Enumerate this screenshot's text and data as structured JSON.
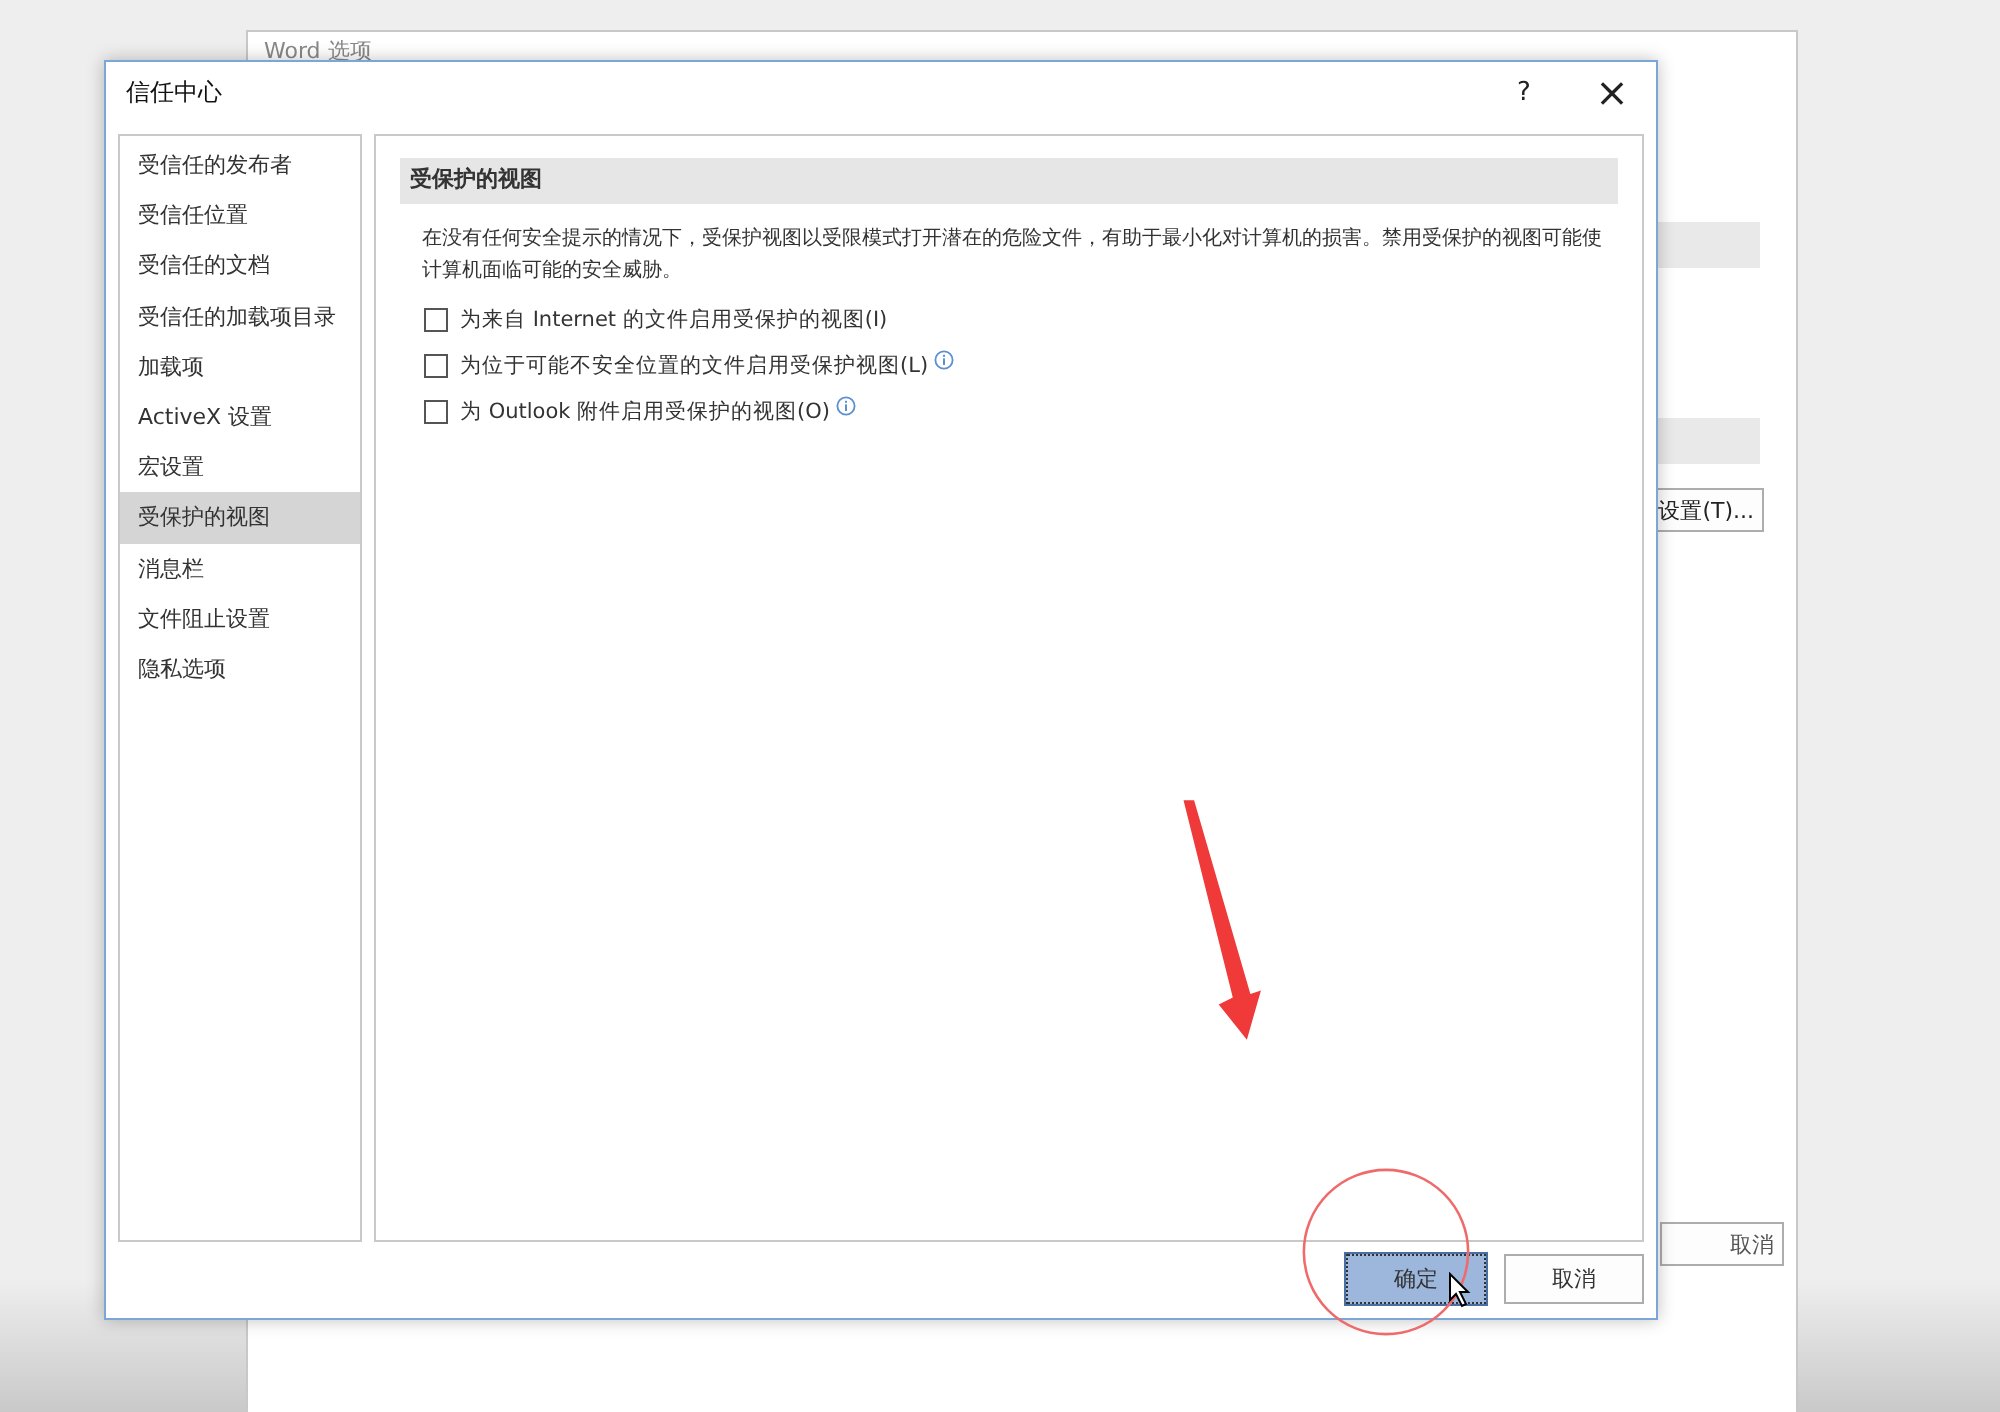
{
  "background_window": {
    "title": "Word 选项",
    "settings_button": "设置(T)...",
    "cancel_button": "取消"
  },
  "dialog": {
    "title": "信任中心",
    "help": "?",
    "close": "×"
  },
  "sidebar": {
    "items": [
      {
        "label": "受信任的发布者",
        "selected": false
      },
      {
        "label": "受信任位置",
        "selected": false
      },
      {
        "label": "受信任的文档",
        "selected": false
      },
      {
        "label": "受信任的加载项目录",
        "selected": false
      },
      {
        "label": "加载项",
        "selected": false
      },
      {
        "label": "ActiveX 设置",
        "selected": false
      },
      {
        "label": "宏设置",
        "selected": false
      },
      {
        "label": "受保护的视图",
        "selected": true
      },
      {
        "label": "消息栏",
        "selected": false
      },
      {
        "label": "文件阻止设置",
        "selected": false
      },
      {
        "label": "隐私选项",
        "selected": false
      }
    ]
  },
  "section": {
    "heading": "受保护的视图",
    "description": "在没有任何安全提示的情况下，受保护视图以受限模式打开潜在的危险文件，有助于最小化对计算机的损害。禁用受保护的视图可能使计算机面临可能的安全威胁。",
    "options": [
      {
        "label": "为来自 Internet 的文件启用受保护的视图(I)",
        "checked": false,
        "info": false
      },
      {
        "label": "为位于可能不安全位置的文件启用受保护视图(L)",
        "checked": false,
        "info": true
      },
      {
        "label": "为 Outlook 附件启用受保护的视图(O)",
        "checked": false,
        "info": true
      }
    ]
  },
  "buttons": [
    {
      "label": "确定",
      "selected": true
    },
    {
      "label": "取消",
      "selected": false
    }
  ]
}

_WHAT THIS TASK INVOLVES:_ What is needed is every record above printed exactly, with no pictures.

_SOLVED EXERCISE:_
Enumerate this screenshot's text and data as structured JSON.
{
  "background_window": {
    "title": "Word 选项",
    "settings_button": "设置(T)...",
    "cancel_button": "取消"
  },
  "dialog": {
    "title": "信任中心",
    "help": "?",
    "close": "×"
  },
  "sidebar": {
    "items": [
      {
        "label": "受信任的发布者",
        "selected": false
      },
      {
        "label": "受信任位置",
        "selected": false
      },
      {
        "label": "受信任的文档",
        "selected": false
      },
      {
        "label": "受信任的加载项目录",
        "selected": false
      },
      {
        "label": "加载项",
        "selected": false
      },
      {
        "label": "ActiveX 设置",
        "selected": false
      },
      {
        "label": "宏设置",
        "selected": false
      },
      {
        "label": "受保护的视图",
        "selected": true
      },
      {
        "label": "消息栏",
        "selected": false
      },
      {
        "label": "文件阻止设置",
        "selected": false
      },
      {
        "label": "隐私选项",
        "selected": false
      }
    ]
  },
  "section": {
    "heading": "受保护的视图",
    "description": "在没有任何安全提示的情况下，受保护视图以受限模式打开潜在的危险文件，有助于最小化对计算机的损害。禁用受保护的视图可能使计算机面临可能的安全威胁。",
    "options": [
      {
        "label": "为来自 Internet 的文件启用受保护的视图(I)",
        "checked": false,
        "info": false
      },
      {
        "label": "为位于可能不安全位置的文件启用受保护视图(L)",
        "checked": false,
        "info": true
      },
      {
        "label": "为 Outlook 附件启用受保护的视图(O)",
        "checked": false,
        "info": true
      }
    ]
  },
  "buttons": [
    {
      "label": "确定",
      "selected": true
    },
    {
      "label": "取消",
      "selected": false
    }
  ]
}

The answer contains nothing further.